When we started our electrochemical investigation, the literature was unclear on if gold(I), or sulfur, or phosphorus based oxidation would occurred in complexes like those shown in Figure 1. Since oxidation of gold(I) could lead to gold(III), a toxic form of gold, it was important to understand the redox chemistry of gold(I) complexes. What we found surprised us. Click the Sulfur-Based Electrochemistry link above for more information about our research in this area.
Chen, J.; Jiang, T.; Wei, G.; Mohamed, A.A.; Homrighausen, C.; Krause Bauer, J.A.; Bruce, A.E.; Bruce, M.R.M. JACS, 1999, 121, 9225.
Mohamed, A.A.; Bruce, A.E.; Bruce, M.R.M. “Metal-Based Drugs, 1999, 6, 233.
Mohamed, A.A.; Bruce, A.E.; Bruce, M.R.M. Organic Derivatives of Silver and Gold, Patai, S. and Rappaport, Z., Eds., John Wiley & Sons, England, 1999.
Jiang, T.; Wei, G.; Turmel, C.; Bruce, A.E.; Bruce, M.R.M. Metal Based Drugs, 1994, 1, 419.
Although a gold(I)-gold(I) interaction is weak, it can promote unusual chemistry. For example, the formation of a gold(I)-gold(I) interaction that makes the molecule photochemically reactive. This and stories about the gold(I)-sulfur nanocluster and gold liquid crystal compounds shown below are found at: Unusual Gold(I) Chemistry.
Chen, J.; Mohamed, A. A.; Abdou, H. A.; Krause Bauer, J. A.; Fackler, Jr., J. P.; Bruce, A. E.; Bruce, M. R. M. J. Chem. Soc. Chem. Commun. 2005, 1575-1577.
Foley, Janet B.; Gay, Stanley E.; Vela, Michael J.; Foxman, Bruce M.; Bruce, Alice E. ; Bruce, Mitchell M. R. M. Eur. J. Inorg. Chem., 2007, 4946-4951.

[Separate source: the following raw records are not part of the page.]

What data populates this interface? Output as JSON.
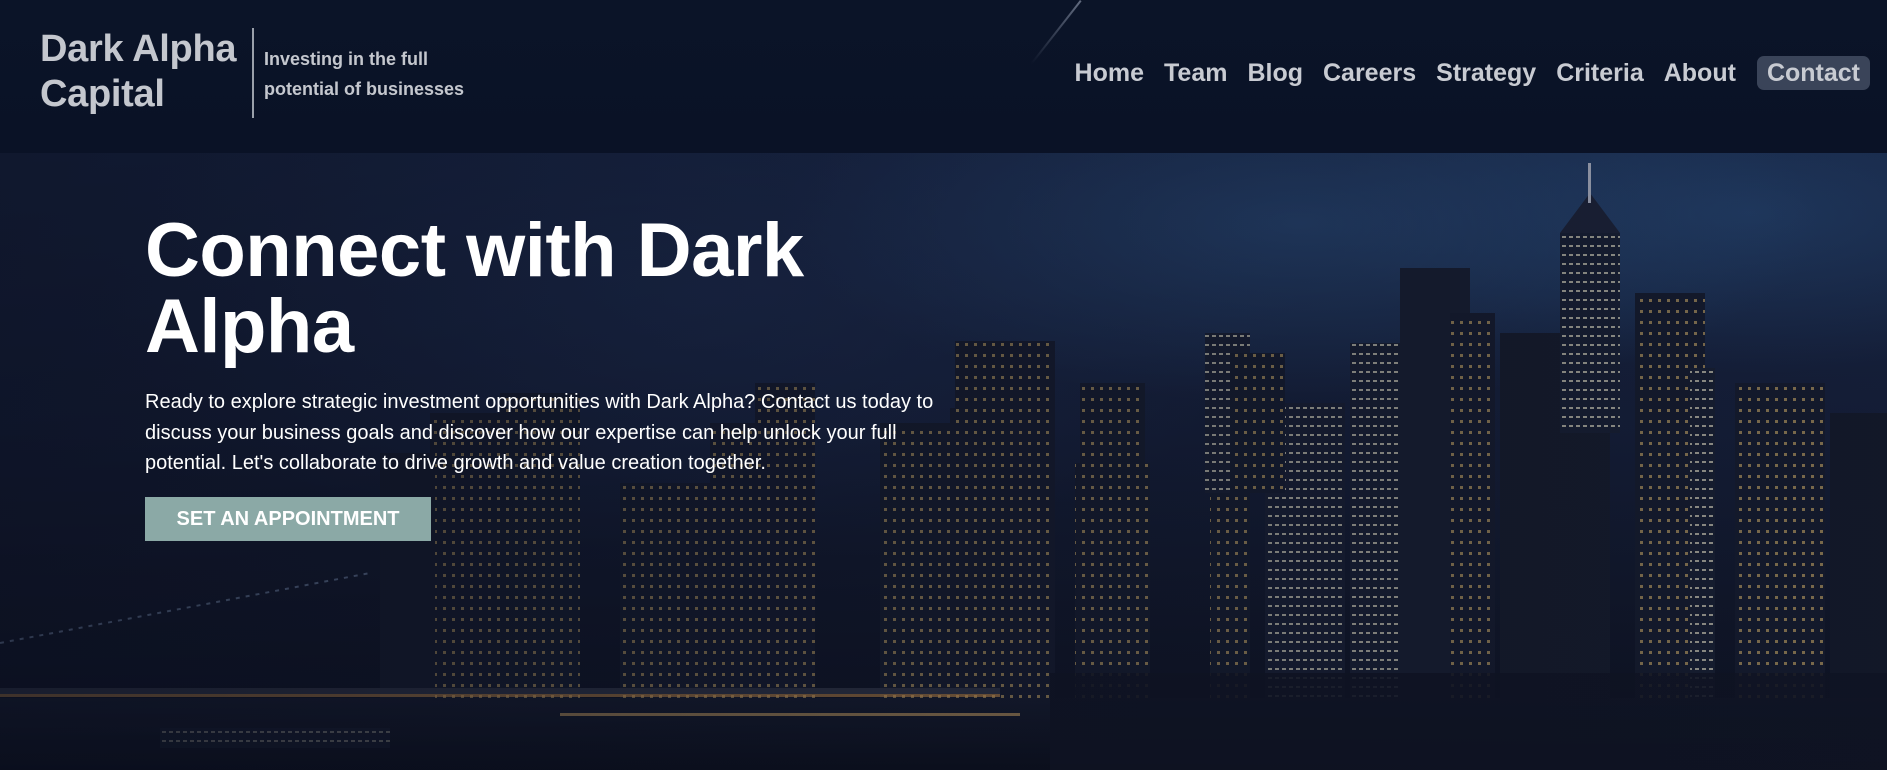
{
  "brand": {
    "name": "Dark Alpha Capital",
    "tagline": "Investing in the full potential of businesses"
  },
  "nav": {
    "items": [
      {
        "label": "Home"
      },
      {
        "label": "Team"
      },
      {
        "label": "Blog"
      },
      {
        "label": "Careers"
      },
      {
        "label": "Strategy"
      },
      {
        "label": "Criteria"
      },
      {
        "label": "About"
      },
      {
        "label": "Contact"
      }
    ]
  },
  "hero": {
    "title": "Connect with Dark Alpha",
    "text": "Ready to explore strategic investment opportunities with Dark Alpha? Contact us today to discuss your business goals and discover how our expertise can help unlock your full potential. Let's collaborate to drive growth and value creation together.",
    "cta_label": "SET AN APPOINTMENT"
  },
  "colors": {
    "header_bg": "#0b1428",
    "accent_button": "#8ba9a6",
    "contact_highlight": "#3a4459"
  }
}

Chen, J.; Jiang, T.; Wei, G.; Mohamed, A.A.; Homrighausen, C.; Krause Bauer, J.A.; Bruce, A.E.; Bruce, M.R.M JACS, 1999, 121, 9225.
Foley, J.B.; Bruce, A.E.; Bruce, M.R.M. JACS 1995, 117, 9596.
Image Description: Three Au(I) compounds, auranofin, solganol, and myochrysine, used to treat rheumatoid arthritis
Image Description: M&M-2
Image Description: Source Metals
Image Description: Yellow Gold(I) Cpx V4
Image Description: PR3Au(I)SR-CV
Image Description: Au9-Color-Stick
Image Description: Larkin-thesis-Fig5.2-H17C8OC6H5SAuPMe3
Image Description: Print Friendly